Bryan Dye's website is filling with teachers' concerns about the new ASA-levels.
For a decade teachers have been talking about standards in A-levels falling. I took my own A-level exam in 1969, and began teaching A-level in 1980, and because I agree wholeheartedly that exams have become easier, I recently wrote about it on my website, www.mathsnet.net, quoting as evidence examples of past exam questions.
In 1971 candidates were asked: "If a+b+c = a2+b2+c2 = a3+b3+c3 = 2, find by considering values of (a+b+c)2 and (a+b+c)3, or otherwise, the values of ab+bc+ca, and abc. Hence find the equation whose roots are a, b and c." By contrast, 25 years later they were being asked to "find a set of 5 numbers that had mode 3, median 4 and mean 5".
Extreme examples maybe, but nevertheless standards were slipping. Now, inevitably, it appears that QCA has swung the pendulum back the other way. Going by the experiences of the 70 students in the ASA2 groups at my school, the current system seems far too demanding for the majority of those concerned. One A-grade GCSE student said to me recently: "I can't factorise; I never could factorise."
Messages posted by students around the country on the BBC's ASGuru site (www. bbc.co.ukeducationasgurumaths) should strike alarm bells:
"Something isn't right here. We haven't even started P2... For us it is all new, it's all going too fast and even the tutors admit they don't have enough time... The amount of work I'm getting has meant that I can't revise the work I've already done... Everyone is really scared that they will fail."
In Year 12 we have to plan for three examination deadlines in June and create revision time too, so in September the students have to hit the ground running. We were told that AS was to be easier than A2 but it does not feel like that to me, or the rest of my department, who are all long-serving A-level teachers. Surely very few students would have been ready to take a module exam this last January, although apparently it was feasible in other subjects.
Immediately after writing these remarks on my website, I received a number of e-mailed responses. Carol Jones, who teaches in a comprehensive, said:
"We are experiencing exactly the same problems - we are a high-achieving comprehensive, but I hear the local grammar school is worried too. Itdoes not seem to be exam-board specific either."
Roy Bayliss, a head of maths, said: "I have been using a modular scheme for some years. We also now find that we are extremely rushed. I do not see how we are going to get anywhere near being ready in time. Many of our pupils are in need of time to consolidate but I have to push on to meet the deadline in spite of the fact that they are now doing four subjects rather than three."
From the Island School in Hong Kong, Paul Jackson commented: "We are under unbelievable pressure to get the modules finished in time for the students to be able to revise properly. This means, in effect, being finished by the end of April so that students get May to do practice papers. We used to finish Year 12 teaching at the end of June or early July. We have as much to cover but two months less to teach it in, and one period less per week. The whole thing is crazy."

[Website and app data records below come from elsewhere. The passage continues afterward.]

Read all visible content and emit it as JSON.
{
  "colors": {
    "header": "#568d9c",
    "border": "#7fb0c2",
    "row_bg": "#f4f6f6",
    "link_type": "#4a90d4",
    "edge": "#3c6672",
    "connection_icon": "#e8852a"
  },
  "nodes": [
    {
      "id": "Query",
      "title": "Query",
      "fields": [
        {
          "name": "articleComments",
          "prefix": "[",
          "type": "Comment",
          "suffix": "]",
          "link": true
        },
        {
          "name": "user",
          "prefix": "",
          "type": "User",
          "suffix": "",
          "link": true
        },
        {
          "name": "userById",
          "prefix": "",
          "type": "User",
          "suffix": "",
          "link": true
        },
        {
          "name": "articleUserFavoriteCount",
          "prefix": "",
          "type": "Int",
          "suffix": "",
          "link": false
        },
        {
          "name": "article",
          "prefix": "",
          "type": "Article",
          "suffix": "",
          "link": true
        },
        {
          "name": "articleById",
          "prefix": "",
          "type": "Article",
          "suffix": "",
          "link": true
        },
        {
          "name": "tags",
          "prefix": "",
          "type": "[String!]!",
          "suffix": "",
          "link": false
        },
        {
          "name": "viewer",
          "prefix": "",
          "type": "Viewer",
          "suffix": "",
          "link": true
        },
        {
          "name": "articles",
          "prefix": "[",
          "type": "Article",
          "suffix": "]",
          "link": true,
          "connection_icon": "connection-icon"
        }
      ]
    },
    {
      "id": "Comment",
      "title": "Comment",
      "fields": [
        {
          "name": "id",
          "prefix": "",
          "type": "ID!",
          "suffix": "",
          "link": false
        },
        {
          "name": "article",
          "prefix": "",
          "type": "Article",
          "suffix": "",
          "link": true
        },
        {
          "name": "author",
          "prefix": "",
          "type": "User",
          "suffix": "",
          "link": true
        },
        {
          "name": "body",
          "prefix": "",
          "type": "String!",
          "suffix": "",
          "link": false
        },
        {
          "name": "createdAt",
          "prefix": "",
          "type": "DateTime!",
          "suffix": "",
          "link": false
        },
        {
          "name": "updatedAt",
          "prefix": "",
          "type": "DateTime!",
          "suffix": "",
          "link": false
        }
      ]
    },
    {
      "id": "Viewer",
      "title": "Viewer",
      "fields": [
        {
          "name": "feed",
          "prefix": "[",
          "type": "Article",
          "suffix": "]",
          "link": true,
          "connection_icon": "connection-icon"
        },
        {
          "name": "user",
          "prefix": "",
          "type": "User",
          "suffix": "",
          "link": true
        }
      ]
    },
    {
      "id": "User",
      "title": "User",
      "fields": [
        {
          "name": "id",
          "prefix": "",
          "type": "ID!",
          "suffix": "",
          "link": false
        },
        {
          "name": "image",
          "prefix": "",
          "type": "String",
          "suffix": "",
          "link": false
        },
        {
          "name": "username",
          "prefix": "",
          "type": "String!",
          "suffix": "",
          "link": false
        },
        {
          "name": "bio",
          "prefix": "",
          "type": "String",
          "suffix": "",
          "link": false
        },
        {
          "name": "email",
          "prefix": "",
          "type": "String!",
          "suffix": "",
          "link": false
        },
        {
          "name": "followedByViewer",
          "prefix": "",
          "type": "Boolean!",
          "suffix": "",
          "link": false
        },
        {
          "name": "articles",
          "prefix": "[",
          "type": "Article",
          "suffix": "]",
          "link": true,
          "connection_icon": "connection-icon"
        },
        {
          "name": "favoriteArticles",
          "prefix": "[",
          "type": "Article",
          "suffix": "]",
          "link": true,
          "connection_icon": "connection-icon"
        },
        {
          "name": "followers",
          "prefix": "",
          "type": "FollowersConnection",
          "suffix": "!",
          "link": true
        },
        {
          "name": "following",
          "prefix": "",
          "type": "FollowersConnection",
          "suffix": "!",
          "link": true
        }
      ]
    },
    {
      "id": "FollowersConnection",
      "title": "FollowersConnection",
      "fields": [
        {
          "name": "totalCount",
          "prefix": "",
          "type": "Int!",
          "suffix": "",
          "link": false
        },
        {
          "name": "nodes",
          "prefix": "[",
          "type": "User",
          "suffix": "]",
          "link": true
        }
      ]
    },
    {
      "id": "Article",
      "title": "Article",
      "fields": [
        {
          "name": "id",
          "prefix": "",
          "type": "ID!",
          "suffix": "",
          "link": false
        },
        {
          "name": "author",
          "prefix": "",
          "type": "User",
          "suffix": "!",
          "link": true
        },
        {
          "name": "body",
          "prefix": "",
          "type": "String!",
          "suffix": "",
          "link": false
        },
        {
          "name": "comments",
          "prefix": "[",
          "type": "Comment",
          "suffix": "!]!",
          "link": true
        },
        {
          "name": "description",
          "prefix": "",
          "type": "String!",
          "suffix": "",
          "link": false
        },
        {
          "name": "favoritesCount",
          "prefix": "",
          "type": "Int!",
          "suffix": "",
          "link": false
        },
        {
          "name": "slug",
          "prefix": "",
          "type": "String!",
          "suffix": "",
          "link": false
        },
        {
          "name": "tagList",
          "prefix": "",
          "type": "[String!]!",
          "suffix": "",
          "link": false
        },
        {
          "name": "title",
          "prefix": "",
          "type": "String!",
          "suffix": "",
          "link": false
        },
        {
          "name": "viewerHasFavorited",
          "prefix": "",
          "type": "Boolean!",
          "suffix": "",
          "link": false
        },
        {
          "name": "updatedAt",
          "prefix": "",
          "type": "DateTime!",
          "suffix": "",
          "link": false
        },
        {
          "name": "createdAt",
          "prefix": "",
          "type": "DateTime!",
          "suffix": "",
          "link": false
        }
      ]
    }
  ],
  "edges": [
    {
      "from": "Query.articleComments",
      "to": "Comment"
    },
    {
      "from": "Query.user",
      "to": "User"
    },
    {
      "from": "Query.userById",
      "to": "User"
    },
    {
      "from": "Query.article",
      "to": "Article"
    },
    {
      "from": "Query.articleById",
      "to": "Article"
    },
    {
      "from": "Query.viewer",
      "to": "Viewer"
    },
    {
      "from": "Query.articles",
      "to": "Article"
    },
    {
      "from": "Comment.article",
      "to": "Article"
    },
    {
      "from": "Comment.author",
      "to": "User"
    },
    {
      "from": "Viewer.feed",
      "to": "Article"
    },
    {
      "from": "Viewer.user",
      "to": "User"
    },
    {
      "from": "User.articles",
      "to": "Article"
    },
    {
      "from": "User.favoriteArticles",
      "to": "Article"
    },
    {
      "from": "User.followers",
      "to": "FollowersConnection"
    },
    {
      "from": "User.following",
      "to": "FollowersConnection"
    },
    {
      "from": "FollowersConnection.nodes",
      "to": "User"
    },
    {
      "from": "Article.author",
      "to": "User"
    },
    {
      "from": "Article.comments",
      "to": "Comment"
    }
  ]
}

The specifications encourage the use of graphical calculators, which I am in favour of. But few AS students - those who, ironically, may benefit the most - are going to shell out pound;60 on a short course on how to use them. And as a consequence their attempts at studying functions and graphs are like attending tennis lessons without a racket.
One principle of the AS was to broaden for one year the education of students post-16, to encourage them to study four or even five subjects rather than the standard three. But that aim seems to clash with the high academic demands of this subject. Education Secretary David Blunkett announced recently a new AS-level course, Use of Mathematics, to be targeted at all A-level students not taking A-level maths. If, as seems likely, huge numbers of students perform poorly in the coming exams, will they all resit at the end of Year 13, or re-do the course, or turn away from maths completely, wishing they had never attempted to broaden their horizons?
Will this be the target audience for Mr Blunkett's new AS-level? Is the intention of this new course to create a two-tier system: those who take A-level maths as of old, and those who pick up a Use of Mathematics AS-level? It sounds as though the principles of the new AS are on their way out even before they have set foot in the door.
Bryan Dye is head of maths of The Hewett School, Norwich and the creator of www.mathsnet.net